[Source material]
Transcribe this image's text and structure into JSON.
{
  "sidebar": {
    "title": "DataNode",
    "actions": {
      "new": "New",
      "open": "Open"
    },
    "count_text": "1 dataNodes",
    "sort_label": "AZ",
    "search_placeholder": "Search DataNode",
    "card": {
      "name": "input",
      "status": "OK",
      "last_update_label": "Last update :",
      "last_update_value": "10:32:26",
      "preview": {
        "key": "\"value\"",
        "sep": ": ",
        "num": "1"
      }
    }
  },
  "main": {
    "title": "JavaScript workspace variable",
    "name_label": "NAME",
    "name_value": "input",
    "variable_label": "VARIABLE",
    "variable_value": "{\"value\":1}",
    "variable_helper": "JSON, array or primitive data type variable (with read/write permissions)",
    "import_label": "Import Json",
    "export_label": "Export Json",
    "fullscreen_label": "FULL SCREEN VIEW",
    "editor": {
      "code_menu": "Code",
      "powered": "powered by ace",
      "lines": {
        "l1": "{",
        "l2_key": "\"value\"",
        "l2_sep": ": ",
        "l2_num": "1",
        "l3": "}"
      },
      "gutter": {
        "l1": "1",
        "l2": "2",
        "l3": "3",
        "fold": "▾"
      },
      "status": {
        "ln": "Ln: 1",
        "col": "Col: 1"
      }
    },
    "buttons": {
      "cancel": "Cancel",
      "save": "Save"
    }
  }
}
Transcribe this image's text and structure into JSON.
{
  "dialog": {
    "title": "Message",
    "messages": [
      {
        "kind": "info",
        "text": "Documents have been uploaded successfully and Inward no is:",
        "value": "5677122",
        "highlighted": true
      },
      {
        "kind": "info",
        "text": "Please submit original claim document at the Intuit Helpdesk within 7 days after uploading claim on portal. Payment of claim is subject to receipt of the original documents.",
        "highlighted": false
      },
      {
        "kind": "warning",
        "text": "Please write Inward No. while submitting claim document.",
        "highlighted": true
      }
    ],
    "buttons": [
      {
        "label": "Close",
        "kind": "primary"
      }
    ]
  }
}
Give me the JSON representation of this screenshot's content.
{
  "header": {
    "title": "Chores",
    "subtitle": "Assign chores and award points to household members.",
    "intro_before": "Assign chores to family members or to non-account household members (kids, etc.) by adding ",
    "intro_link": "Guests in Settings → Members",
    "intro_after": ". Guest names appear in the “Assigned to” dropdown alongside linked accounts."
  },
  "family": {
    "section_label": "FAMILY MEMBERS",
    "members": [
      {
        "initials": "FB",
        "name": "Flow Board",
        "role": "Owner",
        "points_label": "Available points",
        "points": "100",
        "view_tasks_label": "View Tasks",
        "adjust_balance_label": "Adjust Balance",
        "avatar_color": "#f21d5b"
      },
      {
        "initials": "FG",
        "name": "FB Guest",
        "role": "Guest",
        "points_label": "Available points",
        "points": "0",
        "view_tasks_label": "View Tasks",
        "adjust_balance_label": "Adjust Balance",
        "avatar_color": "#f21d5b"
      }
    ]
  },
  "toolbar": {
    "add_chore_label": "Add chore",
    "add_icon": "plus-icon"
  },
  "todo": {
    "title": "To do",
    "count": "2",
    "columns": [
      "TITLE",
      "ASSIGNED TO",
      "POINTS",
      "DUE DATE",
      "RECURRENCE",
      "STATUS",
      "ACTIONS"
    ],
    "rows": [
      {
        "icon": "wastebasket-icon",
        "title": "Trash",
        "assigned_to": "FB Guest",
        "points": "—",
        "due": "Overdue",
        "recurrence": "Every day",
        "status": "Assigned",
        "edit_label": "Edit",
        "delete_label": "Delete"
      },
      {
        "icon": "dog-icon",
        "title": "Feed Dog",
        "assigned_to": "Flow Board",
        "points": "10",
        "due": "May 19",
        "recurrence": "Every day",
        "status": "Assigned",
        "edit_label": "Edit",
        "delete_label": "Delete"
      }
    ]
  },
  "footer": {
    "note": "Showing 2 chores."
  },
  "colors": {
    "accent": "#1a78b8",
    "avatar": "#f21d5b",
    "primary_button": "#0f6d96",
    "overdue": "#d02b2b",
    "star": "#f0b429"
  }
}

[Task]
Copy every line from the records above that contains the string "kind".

[Expected answer]
        "kind": "info",
        "kind": "info",
        "kind": "warning",
        "kind": "primary"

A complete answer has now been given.